* Exercise *
Retype the records that come next, word for word.

Website and app data records
= = = =

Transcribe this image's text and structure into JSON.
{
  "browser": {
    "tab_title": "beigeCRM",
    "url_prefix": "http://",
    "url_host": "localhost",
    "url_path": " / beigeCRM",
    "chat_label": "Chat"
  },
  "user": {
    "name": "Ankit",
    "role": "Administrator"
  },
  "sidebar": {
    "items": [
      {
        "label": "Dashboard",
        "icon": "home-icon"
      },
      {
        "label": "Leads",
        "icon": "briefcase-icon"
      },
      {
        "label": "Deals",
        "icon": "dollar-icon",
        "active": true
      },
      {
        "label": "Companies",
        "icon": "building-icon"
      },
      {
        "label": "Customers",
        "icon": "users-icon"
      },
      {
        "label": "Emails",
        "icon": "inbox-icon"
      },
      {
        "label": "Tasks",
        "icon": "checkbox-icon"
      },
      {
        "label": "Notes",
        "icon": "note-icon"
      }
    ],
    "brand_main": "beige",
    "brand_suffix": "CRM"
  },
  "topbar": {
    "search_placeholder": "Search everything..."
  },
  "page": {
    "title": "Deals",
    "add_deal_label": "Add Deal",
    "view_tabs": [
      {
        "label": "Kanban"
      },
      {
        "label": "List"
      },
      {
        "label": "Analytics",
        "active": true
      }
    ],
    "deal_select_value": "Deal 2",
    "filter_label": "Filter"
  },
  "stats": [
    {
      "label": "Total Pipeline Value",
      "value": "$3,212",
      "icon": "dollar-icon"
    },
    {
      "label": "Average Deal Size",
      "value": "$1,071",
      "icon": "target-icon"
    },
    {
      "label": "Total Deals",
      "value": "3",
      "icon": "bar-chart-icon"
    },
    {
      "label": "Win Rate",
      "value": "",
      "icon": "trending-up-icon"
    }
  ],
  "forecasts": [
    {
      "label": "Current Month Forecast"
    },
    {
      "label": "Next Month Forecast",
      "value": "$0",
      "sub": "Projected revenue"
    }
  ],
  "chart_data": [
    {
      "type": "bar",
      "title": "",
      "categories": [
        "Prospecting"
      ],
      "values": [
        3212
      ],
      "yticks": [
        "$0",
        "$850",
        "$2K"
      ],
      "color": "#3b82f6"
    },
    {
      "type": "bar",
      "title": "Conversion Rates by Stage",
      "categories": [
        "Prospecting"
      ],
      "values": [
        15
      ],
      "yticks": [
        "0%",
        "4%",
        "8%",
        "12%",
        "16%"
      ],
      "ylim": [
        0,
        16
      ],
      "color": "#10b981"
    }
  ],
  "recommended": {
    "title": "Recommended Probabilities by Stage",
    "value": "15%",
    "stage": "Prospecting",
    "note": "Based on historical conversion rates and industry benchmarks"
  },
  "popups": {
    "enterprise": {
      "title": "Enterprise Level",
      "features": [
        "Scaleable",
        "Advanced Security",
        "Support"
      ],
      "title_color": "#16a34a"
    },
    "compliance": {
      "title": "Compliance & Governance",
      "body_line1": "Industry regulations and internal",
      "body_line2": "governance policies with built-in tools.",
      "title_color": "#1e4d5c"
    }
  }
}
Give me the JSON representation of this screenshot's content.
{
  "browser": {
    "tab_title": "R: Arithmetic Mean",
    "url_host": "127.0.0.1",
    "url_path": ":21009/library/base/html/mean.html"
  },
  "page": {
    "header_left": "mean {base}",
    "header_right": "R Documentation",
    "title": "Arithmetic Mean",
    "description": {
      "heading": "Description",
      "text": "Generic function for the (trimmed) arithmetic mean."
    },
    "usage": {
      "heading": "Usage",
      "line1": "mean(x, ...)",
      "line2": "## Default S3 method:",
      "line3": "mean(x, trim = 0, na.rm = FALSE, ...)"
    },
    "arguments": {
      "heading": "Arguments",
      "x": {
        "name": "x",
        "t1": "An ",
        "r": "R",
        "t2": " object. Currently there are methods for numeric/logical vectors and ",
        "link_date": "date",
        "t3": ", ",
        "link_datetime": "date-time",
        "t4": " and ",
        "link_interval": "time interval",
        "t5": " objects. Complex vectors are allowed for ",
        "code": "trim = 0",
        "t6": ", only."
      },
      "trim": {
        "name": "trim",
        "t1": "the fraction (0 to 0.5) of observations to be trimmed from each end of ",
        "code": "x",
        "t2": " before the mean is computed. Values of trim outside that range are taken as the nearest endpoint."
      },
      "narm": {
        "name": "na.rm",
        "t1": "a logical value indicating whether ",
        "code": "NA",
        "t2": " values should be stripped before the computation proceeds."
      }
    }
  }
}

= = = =

* Solution *
Transcribe this image's text and structure into JSON.
{
  "browser": {
    "tab_title": "beigeCRM",
    "url_prefix": "http://",
    "url_host": "localhost",
    "url_path": " / beigeCRM",
    "chat_label": "Chat"
  },
  "user": {
    "name": "Ankit",
    "role": "Administrator"
  },
  "sidebar": {
    "items": [
      {
        "label": "Dashboard",
        "icon": "home-icon"
      },
      {
        "label": "Leads",
        "icon": "briefcase-icon"
      },
      {
        "label": "Deals",
        "icon": "dollar-icon",
        "active": true
      },
      {
        "label": "Companies",
        "icon": "building-icon"
      },
      {
        "label": "Customers",
        "icon": "users-icon"
      },
      {
        "label": "Emails",
        "icon": "inbox-icon"
      },
      {
        "label": "Tasks",
        "icon": "checkbox-icon"
      },
      {
        "label": "Notes",
        "icon": "note-icon"
      }
    ],
    "brand_main": "beige",
    "brand_suffix": "CRM"
  },
  "topbar": {
    "search_placeholder": "Search everything..."
  },
  "page": {
    "title": "Deals",
    "add_deal_label": "Add Deal",
    "view_tabs": [
      {
        "label": "Kanban"
      },
      {
        "label": "List"
      },
      {
        "label": "Analytics",
        "active": true
      }
    ],
    "deal_select_value": "Deal 2",
    "filter_label": "Filter"
  },
  "stats": [
    {
      "label": "Total Pipeline Value",
      "value": "$3,212",
      "icon": "dollar-icon"
    },
    {
      "label": "Average Deal Size",
      "value": "$1,071",
      "icon": "target-icon"
    },
    {
      "label": "Total Deals",
      "value": "3",
      "icon": "bar-chart-icon"
    },
    {
      "label": "Win Rate",
      "value": "",
      "icon": "trending-up-icon"
    }
  ],
  "forecasts": [
    {
      "label": "Current Month Forecast"
    },
    {
      "label": "Next Month Forecast",
      "value": "$0",
      "sub": "Projected revenue"
    }
  ],
  "chart_data": [
    {
      "type": "bar",
      "title": "",
      "categories": [
        "Prospecting"
      ],
      "values": [
        3212
      ],
      "yticks": [
        "$0",
        "$850",
        "$2K"
      ],
      "color": "#3b82f6"
    },
    {
      "type": "bar",
      "title": "Conversion Rates by Stage",
      "categories": [
        "Prospecting"
      ],
      "values": [
        15
      ],
      "yticks": [
        "0%",
        "4%",
        "8%",
        "12%",
        "16%"
      ],
      "ylim": [
        0,
        16
      ],
      "color": "#10b981"
    }
  ],
  "recommended": {
    "title": "Recommended Probabilities by Stage",
    "value": "15%",
    "stage": "Prospecting",
    "note": "Based on historical conversion rates and industry benchmarks"
  },
  "popups": {
    "enterprise": {
      "title": "Enterprise Level",
      "features": [
        "Scaleable",
        "Advanced Security",
        "Support"
      ],
      "title_color": "#16a34a"
    },
    "compliance": {
      "title": "Compliance & Governance",
      "body_line1": "Industry regulations and internal",
      "body_line2": "governance policies with built-in tools.",
      "title_color": "#1e4d5c"
    }
  }
}
Give me the JSON representation of this screenshot's content.
{
  "browser": {
    "tab_title": "R: Arithmetic Mean",
    "url_host": "127.0.0.1",
    "url_path": ":21009/library/base/html/mean.html"
  },
  "page": {
    "header_left": "mean {base}",
    "header_right": "R Documentation",
    "title": "Arithmetic Mean",
    "description": {
      "heading": "Description",
      "text": "Generic function for the (trimmed) arithmetic mean."
    },
    "usage": {
      "heading": "Usage",
      "line1": "mean(x, ...)",
      "line2": "## Default S3 method:",
      "line3": "mean(x, trim = 0, na.rm = FALSE, ...)"
    },
    "arguments": {
      "heading": "Arguments",
      "x": {
        "name": "x",
        "t1": "An ",
        "r": "R",
        "t2": " object. Currently there are methods for numeric/logical vectors and ",
        "link_date": "date",
        "t3": ", ",
        "link_datetime": "date-time",
        "t4": " and ",
        "link_interval": "time interval",
        "t5": " objects. Complex vectors are allowed for ",
        "code": "trim = 0",
        "t6": ", only."
      },
      "trim": {
        "name": "trim",
        "t1": "the fraction (0 to 0.5) of observations to be trimmed from each end of ",
        "code": "x",
        "t2": " before the mean is computed. Values of trim outside that range are taken as the nearest endpoint."
      },
      "narm": {
        "name": "na.rm",
        "t1": "a logical value indicating whether ",
        "code": "NA",
        "t2": " values should be stripped before the computation proceeds."
      }
    }
  }
}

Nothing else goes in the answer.